**PROBLEM REQUIREMENTS**
The entries follow. Please return all of them exactly.

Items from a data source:
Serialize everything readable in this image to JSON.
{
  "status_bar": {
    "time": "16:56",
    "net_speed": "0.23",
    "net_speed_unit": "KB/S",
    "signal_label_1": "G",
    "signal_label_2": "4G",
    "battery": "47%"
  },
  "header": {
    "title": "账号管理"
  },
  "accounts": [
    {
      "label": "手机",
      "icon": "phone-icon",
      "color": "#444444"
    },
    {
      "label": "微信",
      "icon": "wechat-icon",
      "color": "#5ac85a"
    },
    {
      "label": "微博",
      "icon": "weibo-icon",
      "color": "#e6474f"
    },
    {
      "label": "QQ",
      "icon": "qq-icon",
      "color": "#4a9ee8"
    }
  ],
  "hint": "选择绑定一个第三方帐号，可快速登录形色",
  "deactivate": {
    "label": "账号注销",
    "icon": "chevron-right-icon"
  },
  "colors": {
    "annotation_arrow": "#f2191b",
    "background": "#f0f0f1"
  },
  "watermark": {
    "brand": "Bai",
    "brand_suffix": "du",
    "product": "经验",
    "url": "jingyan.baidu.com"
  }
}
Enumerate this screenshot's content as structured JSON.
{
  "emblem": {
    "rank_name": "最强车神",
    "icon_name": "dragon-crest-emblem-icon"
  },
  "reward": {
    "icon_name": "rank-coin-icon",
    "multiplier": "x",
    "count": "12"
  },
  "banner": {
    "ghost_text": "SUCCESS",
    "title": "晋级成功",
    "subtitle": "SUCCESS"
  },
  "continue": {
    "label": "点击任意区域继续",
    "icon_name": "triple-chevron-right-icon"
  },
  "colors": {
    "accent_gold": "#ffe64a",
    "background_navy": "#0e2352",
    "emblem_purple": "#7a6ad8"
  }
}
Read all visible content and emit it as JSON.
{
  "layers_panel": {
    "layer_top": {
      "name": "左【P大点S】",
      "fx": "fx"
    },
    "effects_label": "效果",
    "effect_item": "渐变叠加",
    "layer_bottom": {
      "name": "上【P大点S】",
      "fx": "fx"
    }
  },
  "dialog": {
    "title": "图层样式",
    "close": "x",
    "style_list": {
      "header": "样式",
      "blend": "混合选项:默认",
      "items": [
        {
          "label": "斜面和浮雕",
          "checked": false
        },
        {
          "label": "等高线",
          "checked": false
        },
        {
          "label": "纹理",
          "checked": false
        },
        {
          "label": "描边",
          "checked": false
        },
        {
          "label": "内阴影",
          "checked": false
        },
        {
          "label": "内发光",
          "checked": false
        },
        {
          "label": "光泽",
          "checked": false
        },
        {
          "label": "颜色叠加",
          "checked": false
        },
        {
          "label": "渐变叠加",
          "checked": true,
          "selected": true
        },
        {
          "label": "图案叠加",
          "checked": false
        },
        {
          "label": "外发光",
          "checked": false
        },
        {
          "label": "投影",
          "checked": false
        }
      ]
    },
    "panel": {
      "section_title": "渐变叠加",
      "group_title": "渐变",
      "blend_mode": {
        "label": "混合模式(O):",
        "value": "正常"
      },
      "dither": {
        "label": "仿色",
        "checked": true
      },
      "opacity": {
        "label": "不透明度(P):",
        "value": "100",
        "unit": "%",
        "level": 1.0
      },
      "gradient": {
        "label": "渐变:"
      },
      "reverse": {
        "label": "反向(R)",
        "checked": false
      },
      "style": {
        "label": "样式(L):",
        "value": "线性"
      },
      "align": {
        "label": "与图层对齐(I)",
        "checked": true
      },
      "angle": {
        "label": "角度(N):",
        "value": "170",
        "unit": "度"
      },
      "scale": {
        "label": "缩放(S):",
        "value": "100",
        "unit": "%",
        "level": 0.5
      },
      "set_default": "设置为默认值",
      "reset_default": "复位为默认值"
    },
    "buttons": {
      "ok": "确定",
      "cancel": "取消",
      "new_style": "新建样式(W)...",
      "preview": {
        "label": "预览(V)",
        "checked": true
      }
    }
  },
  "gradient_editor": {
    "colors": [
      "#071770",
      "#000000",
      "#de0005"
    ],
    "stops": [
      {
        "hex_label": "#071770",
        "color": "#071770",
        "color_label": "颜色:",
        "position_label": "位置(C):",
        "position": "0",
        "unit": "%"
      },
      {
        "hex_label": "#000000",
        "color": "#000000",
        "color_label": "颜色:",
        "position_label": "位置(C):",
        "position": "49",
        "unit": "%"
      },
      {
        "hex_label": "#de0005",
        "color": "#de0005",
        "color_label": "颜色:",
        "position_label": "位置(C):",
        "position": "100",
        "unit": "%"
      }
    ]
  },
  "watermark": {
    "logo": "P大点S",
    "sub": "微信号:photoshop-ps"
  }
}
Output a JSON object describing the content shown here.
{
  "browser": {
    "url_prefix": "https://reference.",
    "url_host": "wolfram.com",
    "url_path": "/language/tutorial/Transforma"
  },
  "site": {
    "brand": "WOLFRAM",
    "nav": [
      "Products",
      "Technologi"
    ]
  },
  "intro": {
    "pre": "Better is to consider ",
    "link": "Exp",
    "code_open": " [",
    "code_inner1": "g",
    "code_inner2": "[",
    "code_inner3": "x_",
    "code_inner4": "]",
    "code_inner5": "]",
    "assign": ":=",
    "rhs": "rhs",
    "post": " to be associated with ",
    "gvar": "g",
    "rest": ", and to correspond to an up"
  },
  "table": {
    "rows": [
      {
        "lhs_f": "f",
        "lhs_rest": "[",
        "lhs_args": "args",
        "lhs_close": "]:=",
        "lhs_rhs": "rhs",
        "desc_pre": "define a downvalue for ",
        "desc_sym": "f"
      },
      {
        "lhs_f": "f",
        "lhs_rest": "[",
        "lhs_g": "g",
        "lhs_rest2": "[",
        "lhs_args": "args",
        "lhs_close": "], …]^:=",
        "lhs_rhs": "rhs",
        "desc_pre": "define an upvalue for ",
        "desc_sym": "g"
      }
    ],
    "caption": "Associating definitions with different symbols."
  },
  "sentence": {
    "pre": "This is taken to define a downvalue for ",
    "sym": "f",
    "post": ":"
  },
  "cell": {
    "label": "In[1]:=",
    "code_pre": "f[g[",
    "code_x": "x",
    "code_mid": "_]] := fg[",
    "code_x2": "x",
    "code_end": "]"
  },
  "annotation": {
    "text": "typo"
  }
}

**RESULT OF THE TASK**
Serialize everything readable in this image to JSON.
{
  "status_bar": {
    "time": "16:56",
    "net_speed": "0.23",
    "net_speed_unit": "KB/S",
    "signal_label_1": "G",
    "signal_label_2": "4G",
    "battery": "47%"
  },
  "header": {
    "title": "账号管理"
  },
  "accounts": [
    {
      "label": "手机",
      "icon": "phone-icon",
      "color": "#444444"
    },
    {
      "label": "微信",
      "icon": "wechat-icon",
      "color": "#5ac85a"
    },
    {
      "label": "微博",
      "icon": "weibo-icon",
      "color": "#e6474f"
    },
    {
      "label": "QQ",
      "icon": "qq-icon",
      "color": "#4a9ee8"
    }
  ],
  "hint": "选择绑定一个第三方帐号，可快速登录形色",
  "deactivate": {
    "label": "账号注销",
    "icon": "chevron-right-icon"
  },
  "colors": {
    "annotation_arrow": "#f2191b",
    "background": "#f0f0f1"
  },
  "watermark": {
    "brand": "Bai",
    "brand_suffix": "du",
    "product": "经验",
    "url": "jingyan.baidu.com"
  }
}
Enumerate this screenshot's content as structured JSON.
{
  "emblem": {
    "rank_name": "最强车神",
    "icon_name": "dragon-crest-emblem-icon"
  },
  "reward": {
    "icon_name": "rank-coin-icon",
    "multiplier": "x",
    "count": "12"
  },
  "banner": {
    "ghost_text": "SUCCESS",
    "title": "晋级成功",
    "subtitle": "SUCCESS"
  },
  "continue": {
    "label": "点击任意区域继续",
    "icon_name": "triple-chevron-right-icon"
  },
  "colors": {
    "accent_gold": "#ffe64a",
    "background_navy": "#0e2352",
    "emblem_purple": "#7a6ad8"
  }
}
Read all visible content and emit it as JSON.
{
  "layers_panel": {
    "layer_top": {
      "name": "左【P大点S】",
      "fx": "fx"
    },
    "effects_label": "效果",
    "effect_item": "渐变叠加",
    "layer_bottom": {
      "name": "上【P大点S】",
      "fx": "fx"
    }
  },
  "dialog": {
    "title": "图层样式",
    "close": "x",
    "style_list": {
      "header": "样式",
      "blend": "混合选项:默认",
      "items": [
        {
          "label": "斜面和浮雕",
          "checked": false
        },
        {
          "label": "等高线",
          "checked": false
        },
        {
          "label": "纹理",
          "checked": false
        },
        {
          "label": "描边",
          "checked": false
        },
        {
          "label": "内阴影",
          "checked": false
        },
        {
          "label": "内发光",
          "checked": false
        },
        {
          "label": "光泽",
          "checked": false
        },
        {
          "label": "颜色叠加",
          "checked": false
        },
        {
          "label": "渐变叠加",
          "checked": true,
          "selected": true
        },
        {
          "label": "图案叠加",
          "checked": false
        },
        {
          "label": "外发光",
          "checked": false
        },
        {
          "label": "投影",
          "checked": false
        }
      ]
    },
    "panel": {
      "section_title": "渐变叠加",
      "group_title": "渐变",
      "blend_mode": {
        "label": "混合模式(O):",
        "value": "正常"
      },
      "dither": {
        "label": "仿色",
        "checked": true
      },
      "opacity": {
        "label": "不透明度(P):",
        "value": "100",
        "unit": "%",
        "level": 1.0
      },
      "gradient": {
        "label": "渐变:"
      },
      "reverse": {
        "label": "反向(R)",
        "checked": false
      },
      "style": {
        "label": "样式(L):",
        "value": "线性"
      },
      "align": {
        "label": "与图层对齐(I)",
        "checked": true
      },
      "angle": {
        "label": "角度(N):",
        "value": "170",
        "unit": "度"
      },
      "scale": {
        "label": "缩放(S):",
        "value": "100",
        "unit": "%",
        "level": 0.5
      },
      "set_default": "设置为默认值",
      "reset_default": "复位为默认值"
    },
    "buttons": {
      "ok": "确定",
      "cancel": "取消",
      "new_style": "新建样式(W)...",
      "preview": {
        "label": "预览(V)",
        "checked": true
      }
    }
  },
  "gradient_editor": {
    "colors": [
      "#071770",
      "#000000",
      "#de0005"
    ],
    "stops": [
      {
        "hex_label": "#071770",
        "color": "#071770",
        "color_label": "颜色:",
        "position_label": "位置(C):",
        "position": "0",
        "unit": "%"
      },
      {
        "hex_label": "#000000",
        "color": "#000000",
        "color_label": "颜色:",
        "position_label": "位置(C):",
        "position": "49",
        "unit": "%"
      },
      {
        "hex_label": "#de0005",
        "color": "#de0005",
        "color_label": "颜色:",
        "position_label": "位置(C):",
        "position": "100",
        "unit": "%"
      }
    ]
  },
  "watermark": {
    "logo": "P大点S",
    "sub": "微信号:photoshop-ps"
  }
}
Output a JSON object describing the content shown here.
{
  "browser": {
    "url_prefix": "https://reference.",
    "url_host": "wolfram.com",
    "url_path": "/language/tutorial/Transforma"
  },
  "site": {
    "brand": "WOLFRAM",
    "nav": [
      "Products",
      "Technologi"
    ]
  },
  "intro": {
    "pre": "Better is to consider ",
    "link": "Exp",
    "code_open": " [",
    "code_inner1": "g",
    "code_inner2": "[",
    "code_inner3": "x_",
    "code_inner4": "]",
    "code_inner5": "]",
    "assign": ":=",
    "rhs": "rhs",
    "post": " to be associated with ",
    "gvar": "g",
    "rest": ", and to correspond to an up"
  },
  "table": {
    "rows": [
      {
        "lhs_f": "f",
        "lhs_rest": "[",
        "lhs_args": "args",
        "lhs_close": "]:=",
        "lhs_rhs": "rhs",
        "desc_pre": "define a downvalue for ",
        "desc_sym": "f"
      },
      {
        "lhs_f": "f",
        "lhs_rest": "[",
        "lhs_g": "g",
        "lhs_rest2": "[",
        "lhs_args": "args",
        "lhs_close": "], …]^:=",
        "lhs_rhs": "rhs",
        "desc_pre": "define an upvalue for ",
        "desc_sym": "g"
      }
    ],
    "caption": "Associating definitions with different symbols."
  },
  "sentence": {
    "pre": "This is taken to define a downvalue for ",
    "sym": "f",
    "post": ":"
  },
  "cell": {
    "label": "In[1]:=",
    "code_pre": "f[g[",
    "code_x": "x",
    "code_mid": "_]] := fg[",
    "code_x2": "x",
    "code_end": "]"
  },
  "annotation": {
    "text": "typo"
  }
}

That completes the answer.